:: What you are asked to do ::
Please find all lines containing "exec" in the listing below and copy them.

:: Exercise inputs ::

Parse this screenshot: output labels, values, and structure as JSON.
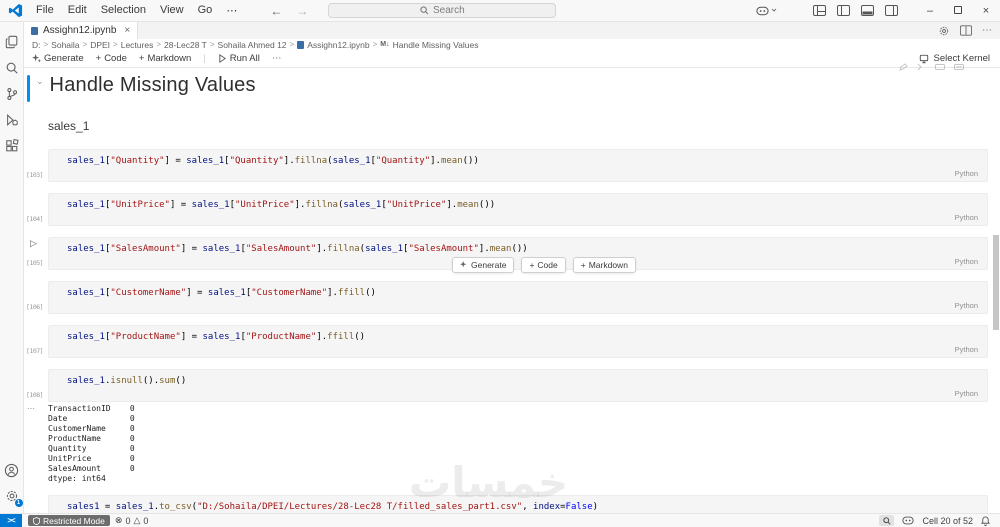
{
  "titlebar": {
    "menus": [
      "File",
      "Edit",
      "Selection",
      "View",
      "Go",
      "⋯"
    ],
    "nav_back": "←",
    "nav_forward": "→",
    "search_placeholder": "Search",
    "controls": {
      "minimize": "–",
      "close": "×"
    }
  },
  "tabbar": {
    "tab_label": "Assighn12.ipynb",
    "tab_close": "×",
    "more_actions": "⋯"
  },
  "breadcrumbs": {
    "separator": ">",
    "items": [
      {
        "label": "D:"
      },
      {
        "label": "Sohaila"
      },
      {
        "label": "DPEI"
      },
      {
        "label": "Lectures"
      },
      {
        "label": "28-Lec28 T"
      },
      {
        "label": "Sohaila Ahmed 12"
      },
      {
        "label": "Assighn12.ipynb",
        "icon": "notebook"
      },
      {
        "label": "Handle Missing Values",
        "icon": "markdown"
      }
    ]
  },
  "toolbar": {
    "generate": "Generate",
    "add_code": "Code",
    "add_markdown": "Markdown",
    "run_all": "Run All",
    "more": "⋯",
    "select_kernel": "Select Kernel"
  },
  "notebook": {
    "heading": "Handle Missing Values",
    "collapse_chevron": "⌄",
    "subtext": "sales_1",
    "insert_toolbar": {
      "generate": "Generate",
      "code": "Code",
      "markdown": "Markdown"
    },
    "cells": [
      {
        "exec": "[103]",
        "run": false,
        "lang": "Python",
        "output": false,
        "tokens": [
          [
            "v",
            "sales_1"
          ],
          [
            "p",
            "["
          ],
          [
            "s",
            "\"Quantity\""
          ],
          [
            "p",
            "] = "
          ],
          [
            "v",
            "sales_1"
          ],
          [
            "p",
            "["
          ],
          [
            "s",
            "\"Quantity\""
          ],
          [
            "p",
            "]."
          ],
          [
            "f",
            "fillna"
          ],
          [
            "p",
            "("
          ],
          [
            "v",
            "sales_1"
          ],
          [
            "p",
            "["
          ],
          [
            "s",
            "\"Quantity\""
          ],
          [
            "p",
            "]."
          ],
          [
            "f",
            "mean"
          ],
          [
            "p",
            "())"
          ]
        ]
      },
      {
        "exec": "[104]",
        "run": false,
        "lang": "Python",
        "output": false,
        "tokens": [
          [
            "v",
            "sales_1"
          ],
          [
            "p",
            "["
          ],
          [
            "s",
            "\"UnitPrice\""
          ],
          [
            "p",
            "] = "
          ],
          [
            "v",
            "sales_1"
          ],
          [
            "p",
            "["
          ],
          [
            "s",
            "\"UnitPrice\""
          ],
          [
            "p",
            "]."
          ],
          [
            "f",
            "fillna"
          ],
          [
            "p",
            "("
          ],
          [
            "v",
            "sales_1"
          ],
          [
            "p",
            "["
          ],
          [
            "s",
            "\"UnitPrice\""
          ],
          [
            "p",
            "]."
          ],
          [
            "f",
            "mean"
          ],
          [
            "p",
            "())"
          ]
        ]
      },
      {
        "exec": "[105]",
        "run": true,
        "lang": "Python",
        "output": false,
        "tokens": [
          [
            "v",
            "sales_1"
          ],
          [
            "p",
            "["
          ],
          [
            "s",
            "\"SalesAmount\""
          ],
          [
            "p",
            "] = "
          ],
          [
            "v",
            "sales_1"
          ],
          [
            "p",
            "["
          ],
          [
            "s",
            "\"SalesAmount\""
          ],
          [
            "p",
            "]."
          ],
          [
            "f",
            "fillna"
          ],
          [
            "p",
            "("
          ],
          [
            "v",
            "sales_1"
          ],
          [
            "p",
            "["
          ],
          [
            "s",
            "\"SalesAmount\""
          ],
          [
            "p",
            "]."
          ],
          [
            "f",
            "mean"
          ],
          [
            "p",
            "())"
          ]
        ]
      },
      {
        "exec": "[106]",
        "run": false,
        "lang": "Python",
        "output": false,
        "tokens": [
          [
            "v",
            "sales_1"
          ],
          [
            "p",
            "["
          ],
          [
            "s",
            "\"CustomerName\""
          ],
          [
            "p",
            "] = "
          ],
          [
            "v",
            "sales_1"
          ],
          [
            "p",
            "["
          ],
          [
            "s",
            "\"CustomerName\""
          ],
          [
            "p",
            "]."
          ],
          [
            "f",
            "ffill"
          ],
          [
            "p",
            "()"
          ]
        ]
      },
      {
        "exec": "[107]",
        "run": false,
        "lang": "Python",
        "output": false,
        "tokens": [
          [
            "v",
            "sales_1"
          ],
          [
            "p",
            "["
          ],
          [
            "s",
            "\"ProductName\""
          ],
          [
            "p",
            "] = "
          ],
          [
            "v",
            "sales_1"
          ],
          [
            "p",
            "["
          ],
          [
            "s",
            "\"ProductName\""
          ],
          [
            "p",
            "]."
          ],
          [
            "f",
            "ffill"
          ],
          [
            "p",
            "()"
          ]
        ]
      },
      {
        "exec": "[108]",
        "run": false,
        "lang": "Python",
        "output": true,
        "tokens": [
          [
            "v",
            "sales_1"
          ],
          [
            "p",
            "."
          ],
          [
            "f",
            "isnull"
          ],
          [
            "p",
            "()."
          ],
          [
            "f",
            "sum"
          ],
          [
            "p",
            "()"
          ]
        ]
      },
      {
        "exec": "",
        "run": false,
        "lang": "Python",
        "output": false,
        "tokens": [
          [
            "v",
            "sales1"
          ],
          [
            "p",
            " = "
          ],
          [
            "v",
            "sales_1"
          ],
          [
            "p",
            "."
          ],
          [
            "f",
            "to_csv"
          ],
          [
            "p",
            "("
          ],
          [
            "s",
            "\"D:/Sohaila/DPEI/Lectures/28-Lec28 T/filled_sales_part1.csv\""
          ],
          [
            "p",
            ", "
          ],
          [
            "v",
            "index"
          ],
          [
            "p",
            "="
          ],
          [
            "k",
            "False"
          ],
          [
            "p",
            ")"
          ]
        ]
      }
    ],
    "output": {
      "gutter": "⋯",
      "lines": [
        "TransactionID    0",
        "Date             0",
        "CustomerName     0",
        "ProductName      0",
        "Quantity         0",
        "UnitPrice        0",
        "SalesAmount      0",
        "dtype: int64"
      ]
    }
  },
  "statusbar": {
    "remote_glyph": "><",
    "restricted_mode": "Restricted Mode",
    "errors": "0",
    "warnings": "0",
    "errors_glyph": "⊗",
    "warnings_glyph": "△",
    "cell_indicator": "Cell 20 of 52"
  },
  "watermark": "خمسات",
  "colors": {
    "accent_blue": "#0078d4",
    "cell_focus": "#0090f1",
    "string": "#a31515",
    "function": "#795e26",
    "variable": "#001080",
    "keyword": "#0000ff"
  }
}
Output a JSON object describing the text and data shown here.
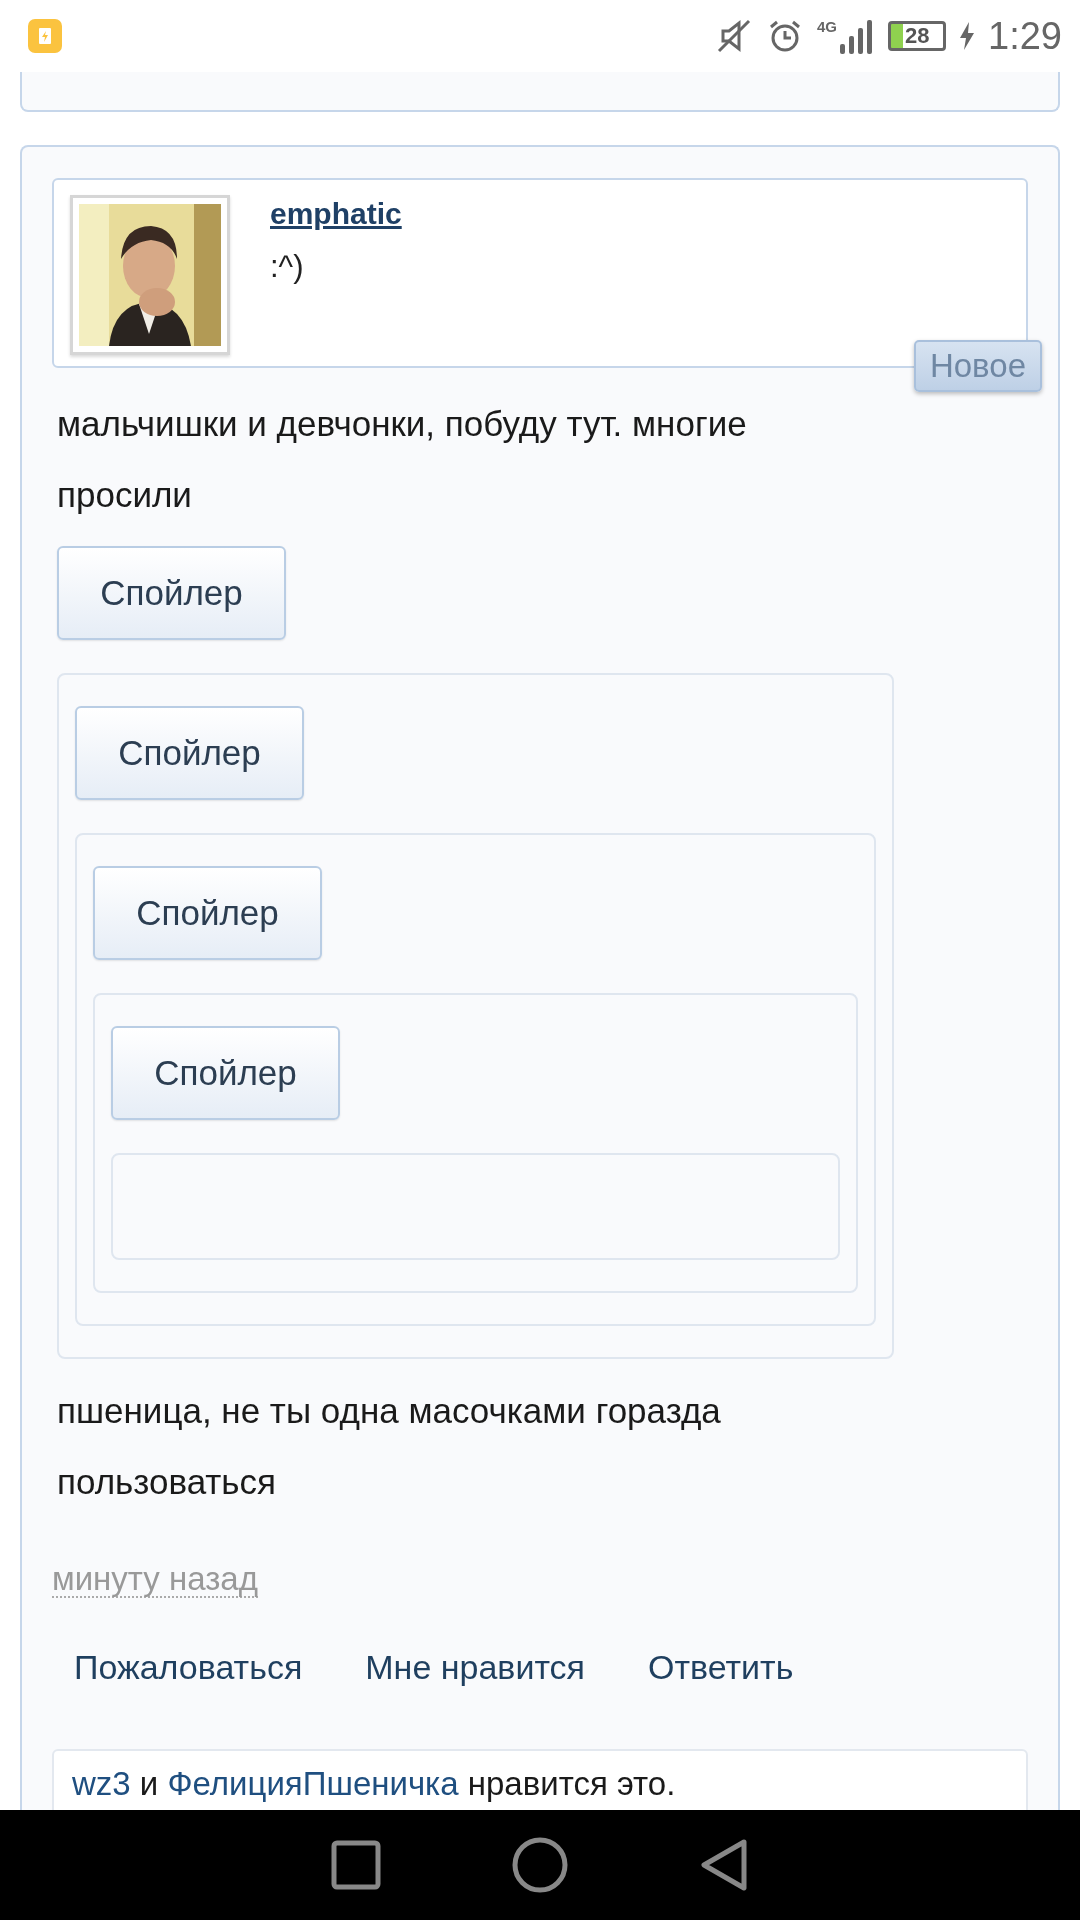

:: Solution ::
        "exec": "[103]",
        "exec": "[104]",
        "exec": "[105]",
        "exec": "[106]",
        "exec": "[107]",
        "exec": "[108]",
        "exec": "",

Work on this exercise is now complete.